Another day, another photo of a man in a dress.
Yesterday it was Louie Anderson in “Baskets.” Today it is RuPaul, for a blog about his reality shows “RuPaul’s Drag Race” and “RuPaul’s Drag Race All Stars.” VH1 just renewed both of them -- “Drag Race” for a 12th season, and “All Stars” for its fifth.
The renewals are good news because these shows have been among TV's most entertaining spectacles ever since the first season of “Drag Race” premiered in February 2009.
It was seen for its first eight seasons on the gay-oriented Logo channel. But the show became so popular that Viacom moved it in 2017 to VH1, where it has been seen ever since.
Though they are both wearing dresses in our consecutive-day photos, Louie Anderson as Christine Baskets and RuPaul in drag-queen costume are as different as night and day.
Anderson is a male actor playing a woman. He is not a transgender man. RuPaul is also a man (RuPaul Charles) who has made a career -- and by all appearances, a substantial living -- working in the entertainment form known as drag.
As far as the TV Blog can determine, RuPaul does not identify as a woman, as many (if not all) transgender men do (especially celebrity ones). As fans of his reality-competition shows know well, Ru appears frequently on the show in finely tailored men's suits. And few men look better in a suit than he does.
The TV Blog can attest to this, having met a very gentlemanly RuPaul in 2016 at an upfront presentation for the Game Show Network. If memory serves, Ru was wearing an impeccably fitted suit of red gingham. On just about anyone else, this suit would have looked like an altered tablecloth from last weekend’s picnic. But not on RuPaul. No siree, Bob.
Not too long ago, RuPaul explained the ins and outs of drag costuming and performing on a talk show (he was wearing a men’s suit at the time). He explained that “drag” is not the same as cross-dressing or transgender dressing. And it does not necessarily have anything to do with transgender identification either.
He pointed out something that should have been obvious, but had previously eluded the TV Blog: The personas of female entertainers that the drag performers assume and then showcase on “Drag Race” are not characterizations of “real women” at all.
Instead, the characters they create are wholly exaggerated and satirical.
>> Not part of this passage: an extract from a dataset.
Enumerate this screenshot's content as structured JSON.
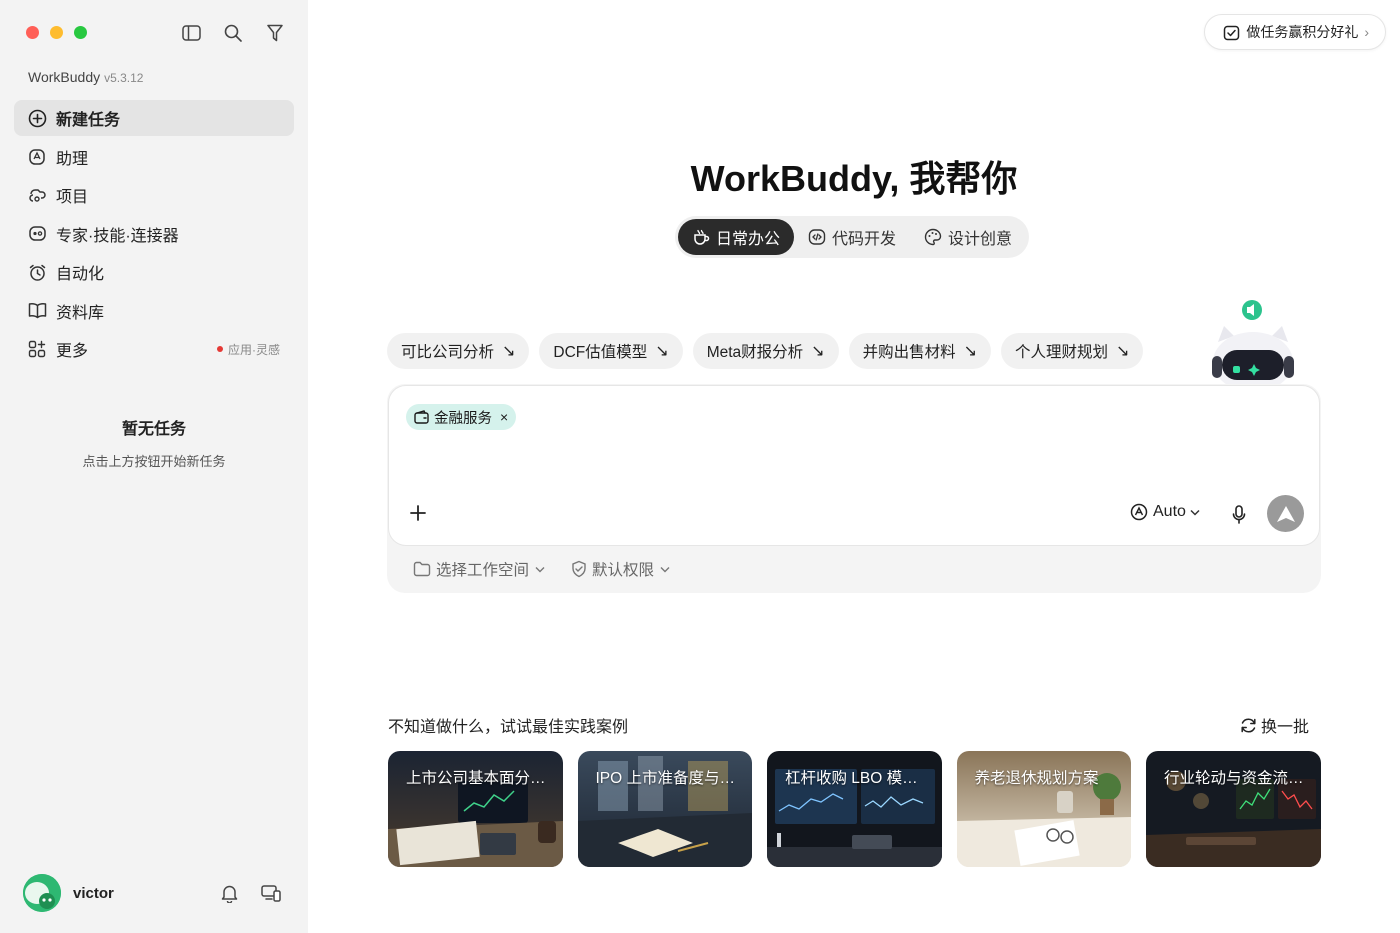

To RuPaul, who is nothing if not an expert on the art and craft of drag illusion, these characters can hardly even be classified as “women” in the traditional sense.
On this talk show, I remember that he posed this rhetorical question (paraphrased from memory): “What women does anyone know who actually dress like this?” The answer is none.
One of the great joys of RuPaul’s “Drag Race” shows is that he tends to treat the whole thing in two conflicting ways -- as a deadly serious competition and at the same time, as a big comedic joke. In his dual roles as host and chief judge, RuPaul might now be TV's reigning master showman.